- _Exercise prompt_
Among the lines of the records below, count those with the word "MANNING". Reply with that number alone.

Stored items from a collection
<<<<
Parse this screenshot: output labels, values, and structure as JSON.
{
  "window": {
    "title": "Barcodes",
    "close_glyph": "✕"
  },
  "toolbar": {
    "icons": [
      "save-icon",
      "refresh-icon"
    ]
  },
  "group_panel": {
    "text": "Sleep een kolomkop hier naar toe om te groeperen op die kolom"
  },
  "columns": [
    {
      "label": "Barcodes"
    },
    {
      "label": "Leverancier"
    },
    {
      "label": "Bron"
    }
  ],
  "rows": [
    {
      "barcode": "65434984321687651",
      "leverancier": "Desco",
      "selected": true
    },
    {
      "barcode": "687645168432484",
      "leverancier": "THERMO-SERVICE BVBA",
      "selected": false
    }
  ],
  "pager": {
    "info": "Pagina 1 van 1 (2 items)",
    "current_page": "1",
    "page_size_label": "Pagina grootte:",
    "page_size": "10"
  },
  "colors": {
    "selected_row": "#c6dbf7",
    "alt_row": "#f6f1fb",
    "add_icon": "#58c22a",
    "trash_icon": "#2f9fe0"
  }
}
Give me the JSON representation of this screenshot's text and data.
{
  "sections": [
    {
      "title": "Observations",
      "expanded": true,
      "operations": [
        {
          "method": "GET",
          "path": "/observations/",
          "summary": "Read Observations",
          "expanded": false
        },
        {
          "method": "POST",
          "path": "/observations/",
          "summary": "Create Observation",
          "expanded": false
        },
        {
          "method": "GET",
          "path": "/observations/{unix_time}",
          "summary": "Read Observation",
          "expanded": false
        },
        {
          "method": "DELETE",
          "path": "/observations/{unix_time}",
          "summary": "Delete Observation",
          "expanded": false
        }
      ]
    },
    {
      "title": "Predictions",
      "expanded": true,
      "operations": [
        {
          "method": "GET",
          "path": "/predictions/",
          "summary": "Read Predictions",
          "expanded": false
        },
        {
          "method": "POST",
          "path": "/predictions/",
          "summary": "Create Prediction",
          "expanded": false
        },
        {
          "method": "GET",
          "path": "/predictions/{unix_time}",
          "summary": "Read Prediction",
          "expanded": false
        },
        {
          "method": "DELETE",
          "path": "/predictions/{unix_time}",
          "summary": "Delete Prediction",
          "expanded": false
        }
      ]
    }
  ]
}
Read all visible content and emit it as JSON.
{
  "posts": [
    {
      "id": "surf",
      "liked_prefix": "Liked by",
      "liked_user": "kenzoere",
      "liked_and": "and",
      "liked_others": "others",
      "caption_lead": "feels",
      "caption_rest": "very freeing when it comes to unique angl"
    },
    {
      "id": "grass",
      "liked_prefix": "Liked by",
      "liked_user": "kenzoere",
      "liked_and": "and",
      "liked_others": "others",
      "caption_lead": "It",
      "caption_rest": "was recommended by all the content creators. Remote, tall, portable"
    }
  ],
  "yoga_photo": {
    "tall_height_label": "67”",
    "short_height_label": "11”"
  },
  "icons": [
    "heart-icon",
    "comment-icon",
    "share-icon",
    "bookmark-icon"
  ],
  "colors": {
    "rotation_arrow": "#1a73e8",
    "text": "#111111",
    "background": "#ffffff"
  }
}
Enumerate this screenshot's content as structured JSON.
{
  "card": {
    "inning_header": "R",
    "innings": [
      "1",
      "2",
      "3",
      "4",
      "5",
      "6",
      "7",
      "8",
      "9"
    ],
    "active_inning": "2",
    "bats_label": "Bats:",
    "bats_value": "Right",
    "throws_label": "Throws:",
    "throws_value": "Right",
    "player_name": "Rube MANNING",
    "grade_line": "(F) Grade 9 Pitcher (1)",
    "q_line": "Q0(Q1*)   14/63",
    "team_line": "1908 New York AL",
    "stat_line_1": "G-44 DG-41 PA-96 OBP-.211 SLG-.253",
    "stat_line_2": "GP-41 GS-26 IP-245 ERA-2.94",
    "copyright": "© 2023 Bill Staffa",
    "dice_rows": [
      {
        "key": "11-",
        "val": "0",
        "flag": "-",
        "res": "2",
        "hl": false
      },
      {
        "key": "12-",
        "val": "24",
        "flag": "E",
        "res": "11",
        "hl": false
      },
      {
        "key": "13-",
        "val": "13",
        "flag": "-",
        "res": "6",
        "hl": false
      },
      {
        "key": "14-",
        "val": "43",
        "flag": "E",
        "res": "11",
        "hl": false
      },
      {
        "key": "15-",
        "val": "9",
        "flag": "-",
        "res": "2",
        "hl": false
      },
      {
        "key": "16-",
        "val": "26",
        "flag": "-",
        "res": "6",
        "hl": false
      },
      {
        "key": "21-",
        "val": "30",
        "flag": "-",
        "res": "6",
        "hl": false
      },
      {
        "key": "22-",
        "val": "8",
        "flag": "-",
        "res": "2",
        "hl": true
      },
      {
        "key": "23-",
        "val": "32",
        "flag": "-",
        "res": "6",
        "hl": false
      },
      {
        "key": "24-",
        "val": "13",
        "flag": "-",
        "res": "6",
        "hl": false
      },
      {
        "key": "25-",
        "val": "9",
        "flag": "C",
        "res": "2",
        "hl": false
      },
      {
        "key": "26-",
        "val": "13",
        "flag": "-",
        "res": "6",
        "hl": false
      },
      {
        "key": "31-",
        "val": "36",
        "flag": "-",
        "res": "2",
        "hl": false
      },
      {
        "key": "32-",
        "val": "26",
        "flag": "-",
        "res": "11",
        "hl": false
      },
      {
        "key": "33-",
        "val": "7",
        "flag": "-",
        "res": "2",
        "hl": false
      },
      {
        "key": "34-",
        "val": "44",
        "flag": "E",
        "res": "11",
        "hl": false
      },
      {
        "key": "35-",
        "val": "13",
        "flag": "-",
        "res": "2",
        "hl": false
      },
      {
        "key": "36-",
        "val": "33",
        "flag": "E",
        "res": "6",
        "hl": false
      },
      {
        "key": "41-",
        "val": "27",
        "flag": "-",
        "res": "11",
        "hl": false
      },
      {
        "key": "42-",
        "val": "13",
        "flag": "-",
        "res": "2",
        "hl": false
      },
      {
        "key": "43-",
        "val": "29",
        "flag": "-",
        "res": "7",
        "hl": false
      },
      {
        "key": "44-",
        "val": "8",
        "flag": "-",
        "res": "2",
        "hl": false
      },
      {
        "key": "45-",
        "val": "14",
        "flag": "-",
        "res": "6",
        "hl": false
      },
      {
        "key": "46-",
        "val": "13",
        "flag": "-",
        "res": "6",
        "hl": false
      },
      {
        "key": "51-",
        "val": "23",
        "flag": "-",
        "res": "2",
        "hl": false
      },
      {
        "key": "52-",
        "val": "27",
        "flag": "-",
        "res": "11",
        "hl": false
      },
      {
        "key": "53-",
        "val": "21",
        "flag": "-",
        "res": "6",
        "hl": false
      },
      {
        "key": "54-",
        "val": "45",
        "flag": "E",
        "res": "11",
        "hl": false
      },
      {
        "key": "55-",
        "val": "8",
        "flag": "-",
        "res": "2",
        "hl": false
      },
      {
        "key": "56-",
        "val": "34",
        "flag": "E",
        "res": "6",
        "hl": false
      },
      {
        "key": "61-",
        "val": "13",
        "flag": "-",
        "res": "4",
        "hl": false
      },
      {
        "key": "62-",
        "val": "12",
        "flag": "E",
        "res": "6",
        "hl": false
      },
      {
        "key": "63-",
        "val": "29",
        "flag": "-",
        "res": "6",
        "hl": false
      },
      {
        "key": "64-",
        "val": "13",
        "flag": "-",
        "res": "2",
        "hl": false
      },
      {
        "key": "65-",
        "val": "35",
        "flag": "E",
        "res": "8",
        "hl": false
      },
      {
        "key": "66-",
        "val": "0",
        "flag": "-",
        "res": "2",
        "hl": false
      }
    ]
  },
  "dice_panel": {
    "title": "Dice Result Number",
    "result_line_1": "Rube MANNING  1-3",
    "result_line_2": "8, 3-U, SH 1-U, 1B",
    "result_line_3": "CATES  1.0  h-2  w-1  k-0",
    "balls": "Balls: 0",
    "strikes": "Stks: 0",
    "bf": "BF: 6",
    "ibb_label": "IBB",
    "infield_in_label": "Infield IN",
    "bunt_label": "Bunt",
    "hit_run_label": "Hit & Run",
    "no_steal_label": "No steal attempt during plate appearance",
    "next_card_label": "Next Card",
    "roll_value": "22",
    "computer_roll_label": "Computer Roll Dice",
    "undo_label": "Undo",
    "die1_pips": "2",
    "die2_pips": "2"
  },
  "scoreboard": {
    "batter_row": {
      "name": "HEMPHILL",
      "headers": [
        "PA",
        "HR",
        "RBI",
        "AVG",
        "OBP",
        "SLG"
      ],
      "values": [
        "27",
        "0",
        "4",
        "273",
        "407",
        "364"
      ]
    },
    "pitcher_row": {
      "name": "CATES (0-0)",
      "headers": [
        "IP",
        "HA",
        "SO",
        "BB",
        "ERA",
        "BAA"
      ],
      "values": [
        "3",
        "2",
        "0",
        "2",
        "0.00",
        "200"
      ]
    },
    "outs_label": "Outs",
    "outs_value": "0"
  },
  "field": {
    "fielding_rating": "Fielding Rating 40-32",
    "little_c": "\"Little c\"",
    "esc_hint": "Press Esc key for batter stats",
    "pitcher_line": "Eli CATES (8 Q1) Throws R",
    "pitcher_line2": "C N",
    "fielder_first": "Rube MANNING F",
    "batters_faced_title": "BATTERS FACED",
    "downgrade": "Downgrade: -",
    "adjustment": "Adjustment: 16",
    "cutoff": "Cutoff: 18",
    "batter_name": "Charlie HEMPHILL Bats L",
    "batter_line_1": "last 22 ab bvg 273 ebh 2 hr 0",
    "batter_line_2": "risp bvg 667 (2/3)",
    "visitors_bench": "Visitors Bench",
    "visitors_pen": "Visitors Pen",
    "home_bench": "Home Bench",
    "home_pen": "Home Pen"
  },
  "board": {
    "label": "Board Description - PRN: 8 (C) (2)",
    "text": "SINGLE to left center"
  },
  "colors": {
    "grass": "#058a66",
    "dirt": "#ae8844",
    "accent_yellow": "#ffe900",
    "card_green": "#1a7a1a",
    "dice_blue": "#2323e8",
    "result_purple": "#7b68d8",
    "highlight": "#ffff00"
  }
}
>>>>
- _Result for this exercise_
3